I’m glad I borrowed Inferno from the public library rather than padding Knopf’s coffers. (Let this be a lesson to all who wonder if libraries still fulfill important social roles!) I ripped through the book, but mostly because I reached a point where I had gone too far to turn back. I’m cured, though. T’is time to silkscreen a Dan Brown book cover and emblazon the t-shirt with: “Been there. Done that.” I don’t want to choose any more–give me a good story and good writing.

Rob Weir


A Free Market Solution to the Redskins Dilemma

This might work! 

Congratulations to the Washington Redskins. They made me do something I’ve not done in decades: pay nominal attention to the National Football League. I’m on record as hating football. But the ‘Skins have sent me to the morning paper to look at the NFL standings for the first time in years. (Jacksonville has a team? Why?) I receive great delight when I find that the Redskins have lost and, lucky for me, they seem to do that almost all the time.

Those who read this blog know that I recently posted about how the Redskins name is an archaic racist holdover from the days in which white cultural hegemony passed unchallenged–an embarrassment in the present-day reality of multiculturalism. I hope the Redskins lose every game until the name is changed, and I was similarly happy to see baseball’s Atlanta Braves and Cleveland Indians lose. In the original post I sought to illustrate just how wrong those names are.

I now realize the error of my ways in appealing to morality and fair play.

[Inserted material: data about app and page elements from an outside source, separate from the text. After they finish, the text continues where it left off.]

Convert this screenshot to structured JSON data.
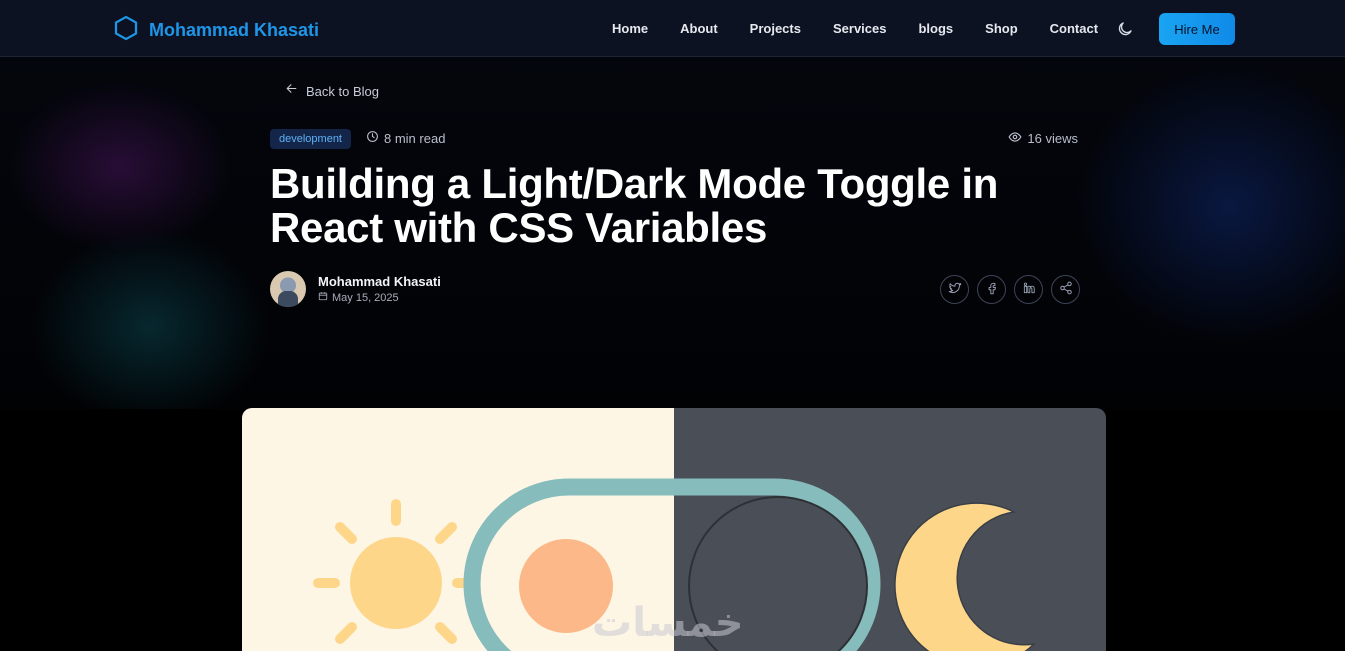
{
  "nav": {
    "brand": "Mohammad Khasati",
    "links": [
      "Home",
      "About",
      "Projects",
      "Services",
      "blogs",
      "Shop",
      "Contact"
    ],
    "hire_label": "Hire Me"
  },
  "post": {
    "back_label": "Back to Blog",
    "category": "development",
    "read_time": "8 min read",
    "views": "16 views",
    "title": "Building a Light/Dark Mode Toggle in React with CSS Variables",
    "author_name": "Mohammad Khasati",
    "date": "May 15, 2025"
  },
  "share_icons": [
    "twitter-icon",
    "facebook-icon",
    "linkedin-icon",
    "share-icon"
  ],
  "watermark": "خمسات",
  "colors": {
    "accent": "#1e96e8",
    "tag_bg": "#13264a",
    "tag_text": "#5fb1f5",
    "light_panel": "#fdf6e4",
    "dark_panel": "#4a4f57",
    "toggle_track": "#86bcbc",
    "sun": "#fdd68a",
    "knob": "#fcb888"
  }
}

This is America after all, a place where the word ‘justice’ is often invoked and too seldom practiced. The moment one appeals to abstract principles other than individualism, one is subject to being called a liberal PC wuss at best or a flag-burning communist at worst. So I’m with the capitalist program now. Here’s the solution to ‘Skins controversy: let the free market private sector fix it.

The Redskins can pave the way as they appear to be so horrendous as to invite a radical change in direction. From what I read, they’re so stinky that even their most ardent fans would probably welcome a chance to disassociate with a name synonymous with losing. I propose that, starting with the Redskins, teams with socially awkward nicknames sell naming rights. We already do this for stadia and Bowl Games, so why not team names? It might even provide a large enough revenue stream for Washington to buy a few professional-quality players whilst shedding its troubling nickname. Win-win, baby!

A very mild dose of market constraint may be needed, though I suppose that won’t be a problem as antitrust exempt professional sports leagues are already the most socialist organizations in America. The NFL can’t be as desperate as National Public Radio and take backing from anyone who offers. It’s a matter of logistics, not ethics. The Washington Archer-Daniels-Midland: ADM Supermarket to the World simply wouldn’t fit onto uniforms–it’s too long even for the steroid-inflated bodies of football players. But I’m sure other compnaies would come forth. The team could try to divert attention away from steroids by calling themselves the Washington Ruth’s Chris Steak Houses. How about the Washington Quicken Loans.coms? Or maybe appeal to all those suburbanites who attend megachurches by becoming the Washington Hobby Lobbies? Or get some serious capital into the Capitol with the Washington JPMorgan Chase? (Singular names are all the rage in sports these days!) The Washington Bristol-Myers Squibb Kicks, anyone? Maybe the team could advance its standing with women via the Washington Pottery Barns. Does the team leave a bad taste in your mouth? How does the Washington Budweisers sound? Maybe Washington could piggyback on the idea of a big comeback and call itself the Washington Twinkies. Well… maybe not!

I’m sure some of you have ideas on the subject. As of this moment, though, I’m pushing for a total makeover. A new name means new uniforms, right? I’m thinking the Washington Armanis. New team motto: We Suck, but Boy Do We Look Good.